David Rittich kept them in the game when no one seemed interested in playing. He let in five goals and was not a problem for Calgary.

In the continuing saga of who gets to play with Mikael Backlund, Andrew Mangiapane looked good alongside him and Tkachuk. It’s maybe a little frustrating that so many players look good in spurts alongside Backlund and Tkachuk, because the Flames would be so much more complete if every line had drivers of their own instead of great complementary pieces. However, credit where it’s due, Mangiapane kept up.

One of the major reasons the Flames were able to get six goals last night was because their depth came to play. Getting goals from Quine, Derek Ryan, and Rasmus Andersson makes a world of difference.

The bad news

The first fifteen minutes were absolute rubbish. There have been slow starts for this team, and then there have been those that were zombie-like. Hopefully this game gives the team back their swagger, because this still feels like a team licking their wounds since last April.

You know what else was decidedly not good? The power play. Calle Jarnkrok had more shorthanded goals last night than the Flames had power play shots. The second power play unit has had struggles all season long, but now both units look uninspired and keep costing the Flames – if not in goals against then at least momentum. That needs a major readjustment.

There’s a reason that Mark Jankowski and Milan Lucic only got three shifts after the Predators’ fourth goal: they were struggling last night. They had the lowest CF% last night at 5v5, and shortening the bench worked wonders for Peters. He also limited Quine’s time, but Quine still got shifts, and ended up scoring. Speaking about Jankowski specifically, this was not a triumphant return for him after getting scratched, and you have to wonder what the plan is for him long-term.

Rittich had to face seven high danger shots.
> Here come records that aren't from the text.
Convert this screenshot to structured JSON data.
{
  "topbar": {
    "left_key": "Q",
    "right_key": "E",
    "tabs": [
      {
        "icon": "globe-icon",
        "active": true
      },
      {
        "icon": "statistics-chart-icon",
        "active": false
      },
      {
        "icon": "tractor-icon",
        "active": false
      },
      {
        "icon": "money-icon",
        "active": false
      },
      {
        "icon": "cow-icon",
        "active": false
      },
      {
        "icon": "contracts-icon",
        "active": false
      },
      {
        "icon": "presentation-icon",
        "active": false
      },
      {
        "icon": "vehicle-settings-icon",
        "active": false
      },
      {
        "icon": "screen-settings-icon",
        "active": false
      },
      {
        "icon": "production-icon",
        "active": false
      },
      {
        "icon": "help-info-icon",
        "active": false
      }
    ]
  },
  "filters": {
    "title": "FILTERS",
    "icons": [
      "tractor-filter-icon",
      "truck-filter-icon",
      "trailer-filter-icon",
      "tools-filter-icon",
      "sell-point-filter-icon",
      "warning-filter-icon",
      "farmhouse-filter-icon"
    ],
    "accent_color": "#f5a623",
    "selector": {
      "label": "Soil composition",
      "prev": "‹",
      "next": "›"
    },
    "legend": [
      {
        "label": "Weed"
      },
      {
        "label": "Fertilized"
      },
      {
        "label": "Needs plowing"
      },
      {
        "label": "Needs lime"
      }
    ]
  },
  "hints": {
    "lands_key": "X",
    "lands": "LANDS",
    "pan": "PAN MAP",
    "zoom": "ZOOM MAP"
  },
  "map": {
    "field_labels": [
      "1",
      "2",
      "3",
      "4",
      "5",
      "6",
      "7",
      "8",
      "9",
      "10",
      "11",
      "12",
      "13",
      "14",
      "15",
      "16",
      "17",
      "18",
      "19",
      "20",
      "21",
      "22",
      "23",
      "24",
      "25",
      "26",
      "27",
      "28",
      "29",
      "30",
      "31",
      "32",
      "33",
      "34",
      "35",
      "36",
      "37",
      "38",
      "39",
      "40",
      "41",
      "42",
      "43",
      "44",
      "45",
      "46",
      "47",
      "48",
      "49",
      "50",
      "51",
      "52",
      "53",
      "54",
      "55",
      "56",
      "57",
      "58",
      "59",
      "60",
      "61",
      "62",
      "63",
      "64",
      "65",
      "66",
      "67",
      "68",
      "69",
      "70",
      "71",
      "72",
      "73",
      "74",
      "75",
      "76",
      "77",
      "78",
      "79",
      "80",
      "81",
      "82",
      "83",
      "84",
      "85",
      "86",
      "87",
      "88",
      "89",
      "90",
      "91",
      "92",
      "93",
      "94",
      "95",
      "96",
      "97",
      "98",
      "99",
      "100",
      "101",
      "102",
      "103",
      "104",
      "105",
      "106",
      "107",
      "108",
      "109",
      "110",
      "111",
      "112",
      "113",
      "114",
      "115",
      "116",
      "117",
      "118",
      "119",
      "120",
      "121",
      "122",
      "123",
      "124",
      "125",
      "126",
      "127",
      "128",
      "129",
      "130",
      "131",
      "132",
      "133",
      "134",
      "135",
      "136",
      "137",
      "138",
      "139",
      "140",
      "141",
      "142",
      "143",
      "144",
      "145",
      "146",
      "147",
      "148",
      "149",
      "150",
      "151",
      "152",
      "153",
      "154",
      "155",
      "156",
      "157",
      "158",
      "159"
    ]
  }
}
Three of them went in, because you can only ask a goalie to stand on his head so many times. His defense needs to give him more support.

The Flames were shorthanded three times, as they still keep taking penalties at an abnormally high rate.

Numbers of note

0.98  – Johnny Gaudreau’s career points per game. With point #400 last night in game #409, he’s easily the best value the Flames have come away with at the draft. Maybe he eclipse a point per game in his next 400, all with Calgary.

1 – The first assist of the season for Noah Hanifin on Ryan’s goal. For a player who leads the team in GF%, the points have not been there for Hanifin. Is he due for a breakout soon? He looks like a much stronger player this season overall, major lapses notwithstanding.

7 – Individual shot attempts for Mark Giordano, which led the team alongside Lindholm. That doesn’t even count his ridiculous slap-pass to Quine. The captain played a big part in the comeback.

9 – The number of players who eclipsed 20:00 TOI, and Andersson wasn’t far behind at 19:49. It would be fun to call the comeback a team effort, but it was really just a half-the-team effort.


Final thought

Imagine if they played the rest of the season like they played those last 25 minutes.